3)—Saints secondary matches up pretty well with Seahawks receivers: Seattle is not a team that relies on big plays from their receivers. That’s a good thing, considering New Orleans is still banged up in the secondary, playing without starting corners Delvin Breaux and P.J. Williams. The Seahawks just don’t get a lot of big plays from their wide outs. Doug Baldwin, who is a solid, if unspectacular wide out, has only two touchdown receptions this season, while Tanner McEvoy is the only other receiver on their roster who has a touchdown catch, with one, and he has collected only three total catches. Baldwin is a good receiver, as his 78 catches for 1,069 last season will attest. But the Seahawks are probably one receiver short of really taking advantage of the Saints' banged up secondary.

4)—October: Sunday will mark the fourth and final game of October for the Saints, which is big, considering the Saints have lost 7-consecutive September games, dating back to 2014, while fairing pretty well in October. They’ve gone 1-9 over their last 10 games in September. On the other hand, the Saints have been pretty good in October, going 11-4 over the last three seasons, including a 4-1 October record a season ago, after an 0-3 start, as well as a 2-1 record this year.

5)—Seahawks don't score on the road: Seattle is 3-0 at home, but only 1-1-1 on the road. Despite averaging 25.0 ppg in three home games, they're only averaging 12.0 ppg in three road games. Even more alarming for Seattle, they didn't score a touchdown in two of the three road games that they played.

5 Reason the Saints Won’t Win:  

1)—Injuries: Sure, every team suffers their share of injuries, but the Saints have had more than their share. Most of the year, they’ve been without the services of defensive lineman Sheldon Rankins, linebacker Dannell Ellerbe, and cornerbacks Delvin Breaux and P.J. Williams, while offensive lineman Terron Armstead missed three-straight games before returning last week, and even then left the game in the first quarter, before later returning. Offensive lineman Andrus Peat also missed last Sunday’s game. Just too many injuries for the Saints. The bottom line is they just aren’t deep or talented enough to withstand too many injuries. Few teams are.

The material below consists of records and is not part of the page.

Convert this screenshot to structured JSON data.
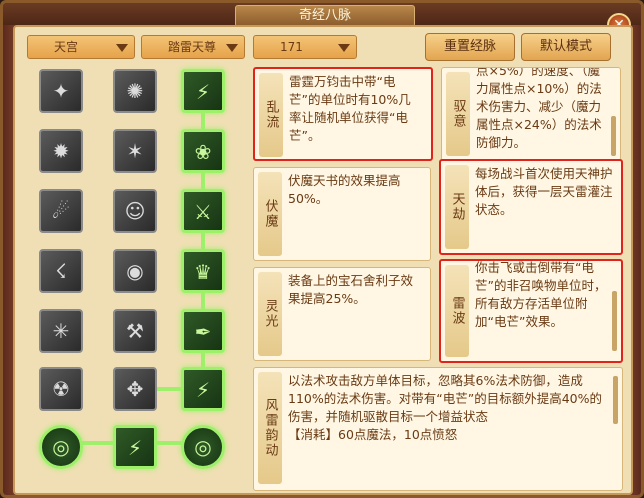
{
  "window": {
    "title": "奇经八脉"
  },
  "controls": {
    "school": "天宫",
    "faction": "踏雷天尊",
    "points": "171",
    "reset_label": "重置经脉",
    "default_label": "默认模式"
  },
  "cards": {
    "luanliu": {
      "label": "乱流",
      "text": "雷霆万钧击中带“电芒”的单位时有10%几率让随机单位获得“电芒”。"
    },
    "fumo": {
      "label": "伏魔",
      "text": "伏魔天书的效果提高50%。"
    },
    "lingguang": {
      "label": "灵光",
      "text": "装备上的宝石舍利子效果提高25%。"
    },
    "fengleiyun": {
      "label": "风雷韵动",
      "text": "以法术攻击敌方单体目标，忽略其6%法术防御，造成110%的法术伤害。对带有“电芒”的目标额外提高40%的伤害，并随机驱散目标一个增益状态",
      "cost": "【消耗】60点魔法，10点愤怒"
    },
    "yuyi": {
      "label": "驭意",
      "text": "点×5%）的速度、（魔力属性点×10%）的法术伤害力、减少（魔力属性点×24%）的法术防御力。"
    },
    "tianjie": {
      "label": "天劫",
      "text": "每场战斗首次使用天神护体后，获得一层天雷灌注状态。"
    },
    "leibo": {
      "label": "雷波",
      "text": "你击飞或击倒带有“电芒”的非召唤物单位时，所有敌方存活单位附加“电芒”效果。"
    }
  },
  "icons": {
    "close": "close-icon"
  }
}
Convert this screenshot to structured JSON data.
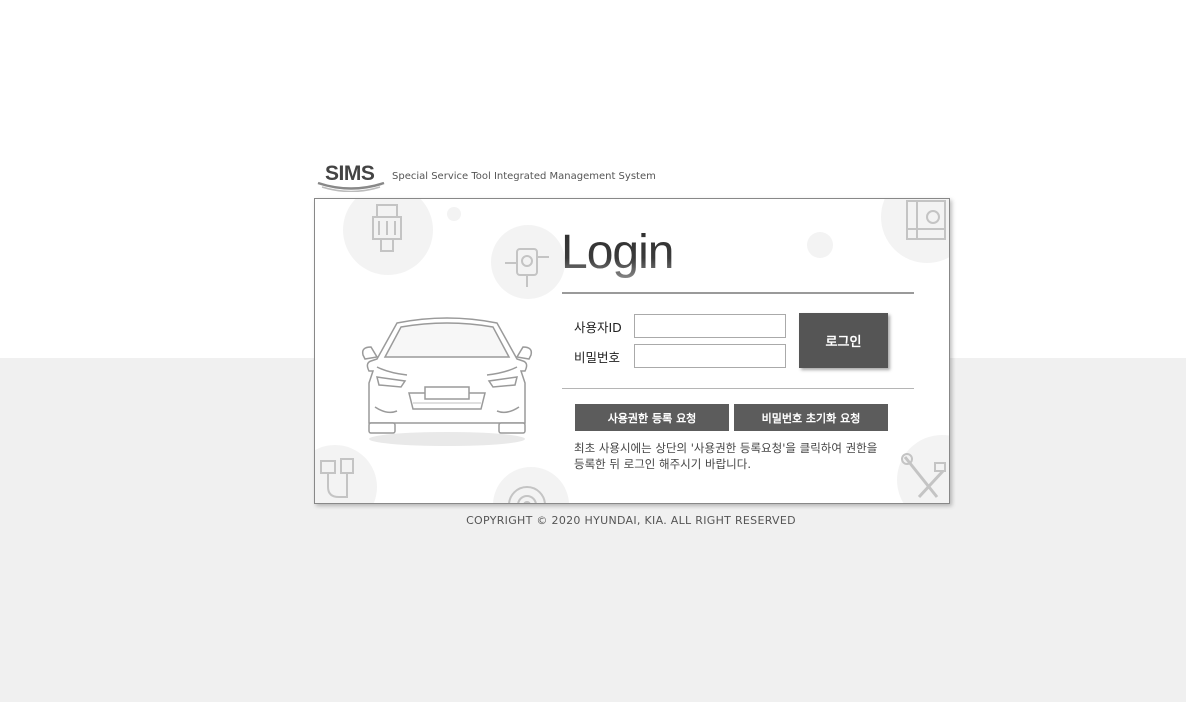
{
  "header": {
    "logo": "SIMS",
    "subtitle": "Special Service Tool Integrated Management System"
  },
  "login": {
    "title": "Login",
    "user_id_label": "사용자ID",
    "password_label": "비밀번호",
    "user_id_value": "",
    "password_value": "",
    "login_button": "로그인",
    "register_button": "사용권한 등록 요청",
    "reset_password_button": "비밀번호 초기화 요청",
    "note_line1": "최초 사용시에는 상단의 '사용권한 등록요청'을 클릭하여 권한을",
    "note_line2": "등록한 뒤 로그인 해주시기 바랍니다."
  },
  "footer": {
    "copyright": "COPYRIGHT © 2020 HYUNDAI, KIA. ALL RIGHT RESERVED"
  },
  "icons": [
    "sims-logo-swoosh-icon",
    "car-front-icon",
    "engine-part-icon",
    "sensor-part-icon",
    "cable-connector-icon",
    "gear-wheel-icon",
    "tool-wrench-icon",
    "machine-part-icon"
  ],
  "colors": {
    "button_dark": "#555555",
    "action_button": "#5c5c5c",
    "page_bottom": "#f0f0f0"
  }
}
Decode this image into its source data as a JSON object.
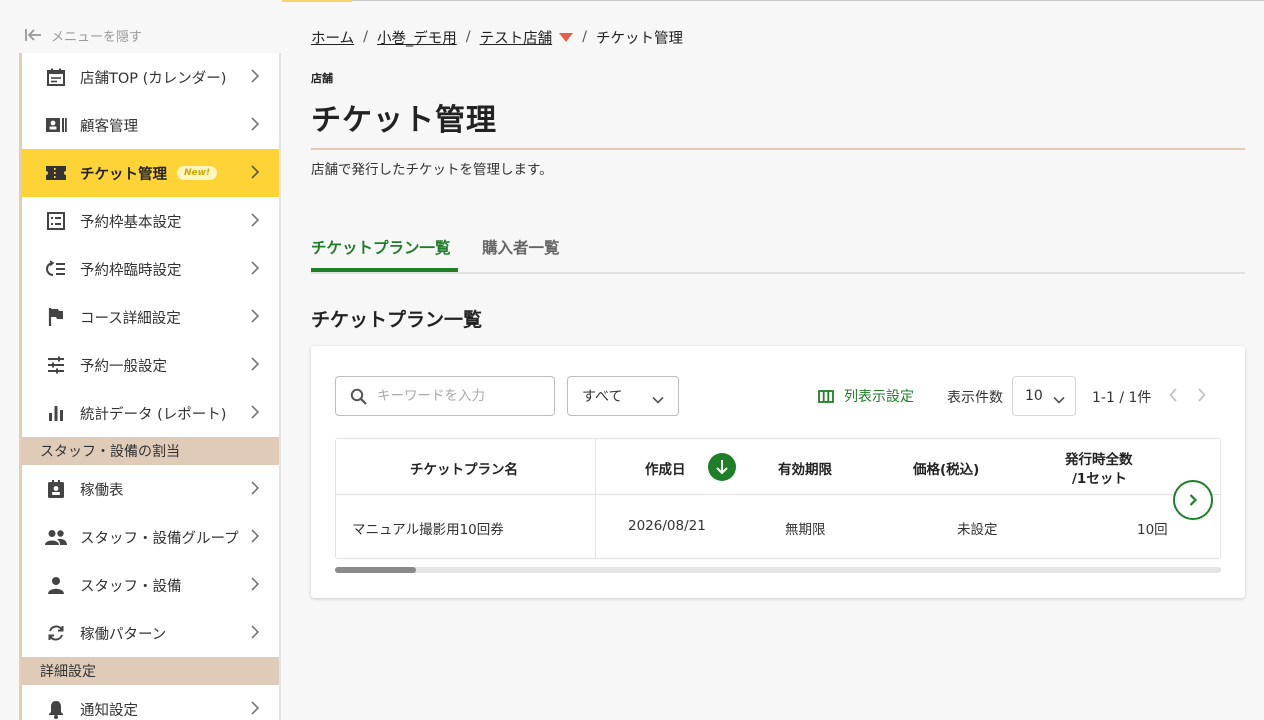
{
  "sidebar": {
    "hide_menu_label": "メニューを隠す",
    "items": [
      {
        "label": "店舗TOP (カレンダー)",
        "icon": "calendar-icon"
      },
      {
        "label": "顧客管理",
        "icon": "contact-card-icon"
      },
      {
        "label": "チケット管理",
        "icon": "ticket-icon",
        "badge": "New!",
        "active": true
      },
      {
        "label": "予約枠基本設定",
        "icon": "list-icon"
      },
      {
        "label": "予約枠臨時設定",
        "icon": "temp-settings-icon"
      },
      {
        "label": "コース詳細設定",
        "icon": "flag-icon"
      },
      {
        "label": "予約一般設定",
        "icon": "sliders-icon"
      },
      {
        "label": "統計データ (レポート)",
        "icon": "bar-chart-icon"
      }
    ],
    "section_staff": "スタッフ・設備の割当",
    "staff_items": [
      {
        "label": "稼働表",
        "icon": "schedule-icon"
      },
      {
        "label": "スタッフ・設備グループ",
        "icon": "group-icon"
      },
      {
        "label": "スタッフ・設備",
        "icon": "person-icon"
      },
      {
        "label": "稼働パターン",
        "icon": "sync-icon"
      }
    ],
    "section_detail": "詳細設定",
    "detail_items": [
      {
        "label": "通知設定",
        "icon": "bell-icon"
      }
    ]
  },
  "breadcrumb": {
    "home": "ホーム",
    "org": "小巻_デモ用",
    "store": "テスト店舗",
    "current": "チケット管理"
  },
  "page": {
    "label": "店舗",
    "title": "チケット管理",
    "description": "店舗で発行したチケットを管理します。"
  },
  "tabs": {
    "plans": "チケットプラン一覧",
    "buyers": "購入者一覧"
  },
  "section_title": "チケットプラン一覧",
  "toolbar": {
    "search_placeholder": "キーワードを入力",
    "filter_value": "すべて",
    "column_settings": "列表示設定",
    "per_page_label": "表示件数",
    "per_page_value": "10",
    "page_info": "1-1 / 1件"
  },
  "table": {
    "headers": {
      "name": "チケットプラン名",
      "created": "作成日",
      "validity": "有効期限",
      "price": "価格(税込)",
      "total_line1": "発行時全数",
      "total_line2": "/1セット"
    },
    "rows": [
      {
        "name": "マニュアル撮影用10回券",
        "created": "2026/08/21",
        "validity": "無期限",
        "price": "未設定",
        "total": "10回"
      }
    ]
  },
  "colors": {
    "accent_green": "#1f7f28",
    "active_yellow": "#fdd335",
    "section_tan": "#dfcbb8",
    "breadcrumb_triangle": "#e8604c"
  }
}
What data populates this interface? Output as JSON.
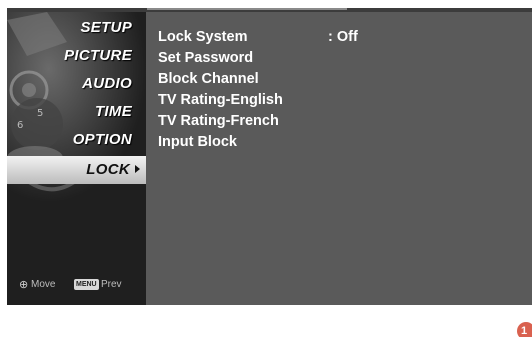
{
  "sidebar": {
    "items": [
      {
        "label": "SETUP",
        "active": false
      },
      {
        "label": "PICTURE",
        "active": false
      },
      {
        "label": "AUDIO",
        "active": false
      },
      {
        "label": "TIME",
        "active": false
      },
      {
        "label": "OPTION",
        "active": false
      },
      {
        "label": "LOCK",
        "active": true
      }
    ]
  },
  "footer": {
    "move_icon": "dpad-icon",
    "move_label": "Move",
    "menu_key": "MENU",
    "prev_label": "Prev"
  },
  "lock_menu": {
    "rows": [
      {
        "label": "Lock System",
        "value": ": Off"
      },
      {
        "label": "Set Password",
        "value": ""
      },
      {
        "label": "Block Channel",
        "value": ""
      },
      {
        "label": "TV Rating-English",
        "value": ""
      },
      {
        "label": "TV Rating-French",
        "value": ""
      },
      {
        "label": "Input Block",
        "value": ""
      }
    ]
  },
  "page_badge": "1",
  "colors": {
    "panel": "#5a5a5a",
    "sidebar": "#1f1f1f",
    "active_item": "#e6e6e6",
    "badge": "#d9614f"
  }
}
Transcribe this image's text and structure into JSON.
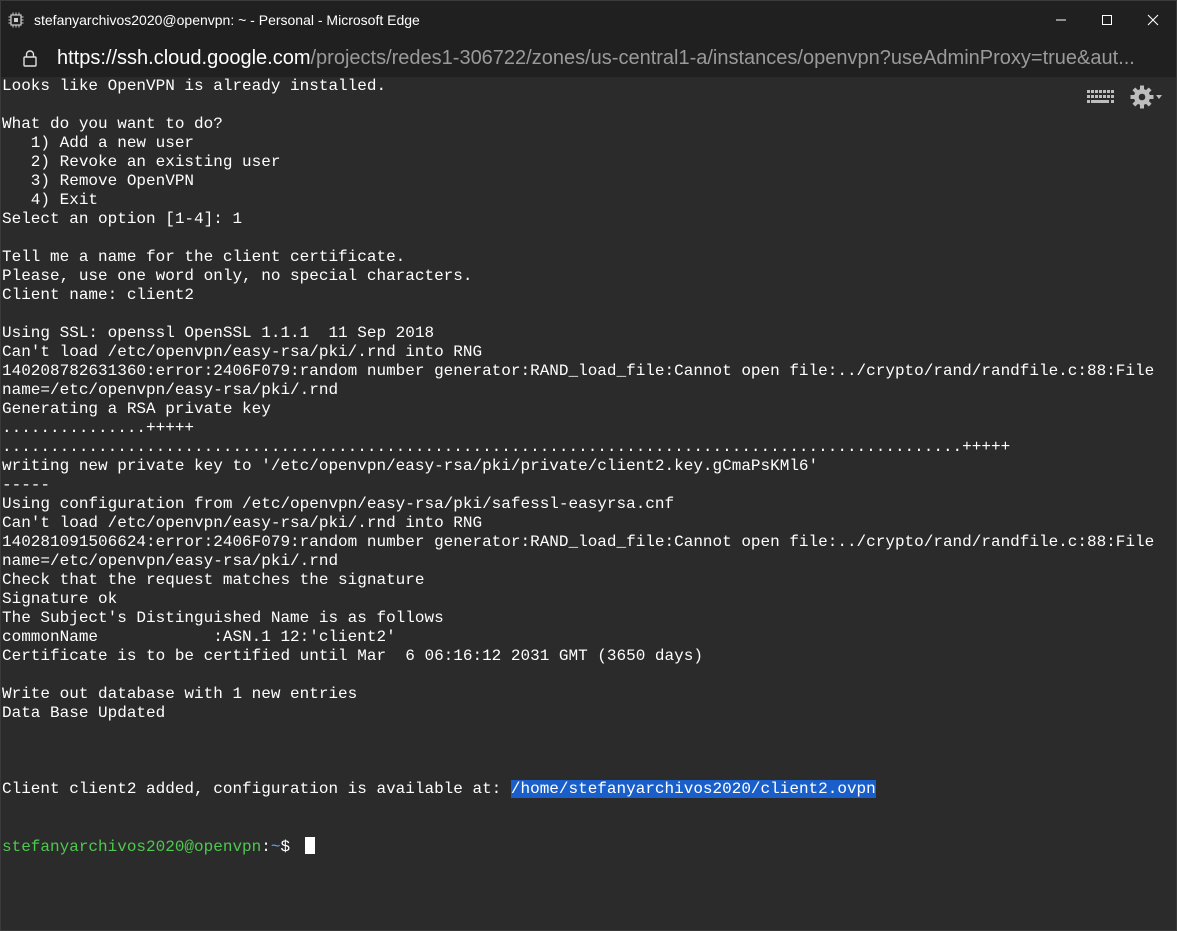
{
  "window": {
    "title": "stefanyarchivos2020@openvpn: ~ - Personal - Microsoft Edge"
  },
  "address": {
    "host": "https://ssh.cloud.google.com",
    "path": "/projects/redes1-306722/zones/us-central1-a/instances/openvpn?useAdminProxy=true&aut..."
  },
  "terminal": {
    "lines": [
      "Looks like OpenVPN is already installed.",
      "",
      "What do you want to do?",
      "   1) Add a new user",
      "   2) Revoke an existing user",
      "   3) Remove OpenVPN",
      "   4) Exit",
      "Select an option [1-4]: 1",
      "",
      "Tell me a name for the client certificate.",
      "Please, use one word only, no special characters.",
      "Client name: client2",
      "",
      "Using SSL: openssl OpenSSL 1.1.1  11 Sep 2018",
      "Can't load /etc/openvpn/easy-rsa/pki/.rnd into RNG",
      "140208782631360:error:2406F079:random number generator:RAND_load_file:Cannot open file:../crypto/rand/randfile.c:88:File",
      "name=/etc/openvpn/easy-rsa/pki/.rnd",
      "Generating a RSA private key",
      "...............+++++",
      "....................................................................................................+++++",
      "writing new private key to '/etc/openvpn/easy-rsa/pki/private/client2.key.gCmaPsKMl6'",
      "-----",
      "Using configuration from /etc/openvpn/easy-rsa/pki/safessl-easyrsa.cnf",
      "Can't load /etc/openvpn/easy-rsa/pki/.rnd into RNG",
      "140281091506624:error:2406F079:random number generator:RAND_load_file:Cannot open file:../crypto/rand/randfile.c:88:File",
      "name=/etc/openvpn/easy-rsa/pki/.rnd",
      "Check that the request matches the signature",
      "Signature ok",
      "The Subject's Distinguished Name is as follows",
      "commonName            :ASN.1 12:'client2'",
      "Certificate is to be certified until Mar  6 06:16:12 2031 GMT (3650 days)",
      "",
      "Write out database with 1 new entries",
      "Data Base Updated",
      ""
    ],
    "final_line_prefix": "Client client2 added, configuration is available at: ",
    "final_line_selected": "/home/stefanyarchivos2020/client2.ovpn",
    "prompt_user": "stefanyarchivos2020@openvpn",
    "prompt_sep": ":",
    "prompt_path": "~",
    "prompt_symbol": "$ "
  },
  "colors": {
    "terminal_bg": "#2b2b2b",
    "prompt_user": "#4ec84e",
    "prompt_path": "#5aa6ff",
    "selection": "#1a5fc9"
  },
  "icons": {
    "keyboard": "keyboard-icon",
    "settings": "gear-icon"
  }
}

2)—Seahawks defense: Seattle has held opponents to without a touchdown in two games this year, and to only one in another one. They are tied for the league lead in fewest points allowed (14.0 ppg), rank sixth in yards allowed (310.2), and also rank tied for third in sacks (20). Their defense is big, physical, and athletic. Defensive line, linebackers, and secondary; Seattle has it all, defensively.

3)—Jimmy Graham: The Saints have had less than stellar play at linebacker and safety in recent years, and opposing tight ends have torched them at times because of it. Graham is a good one, and could be a match-up problem for the Saints, especially if he's motivated in his return to New Orleans. He may not be the receiving threat he was with the Saints, but Graham is still productive, with 27 catches for 408 yards and one touchdown. Anytime the opposition has a quality tight end, and the Seahawks do, you should be concerned if you’re a Saints fan.

4)—Michael Bennett: Seattle's 8th year defensive end is a match-up nightmare, for any team. He can also line-up at defensive tackle, or any other spot on the defensive front, and is almost impossible to prepare for. After an outstanding 10-sack season last year, Bennett is having another fine campaign this year. The Avondale, La. native could be the difference between the Saints being 3-4 or 2-5 after Sunday. He's every bit as good as the hype.

5)—Seahawks have had Saints' number: The two teams have met three times since 2011, with Seattle winning all three, outscoring New Orleans, 98-58. In fairness however, all of those games were played in Seattle.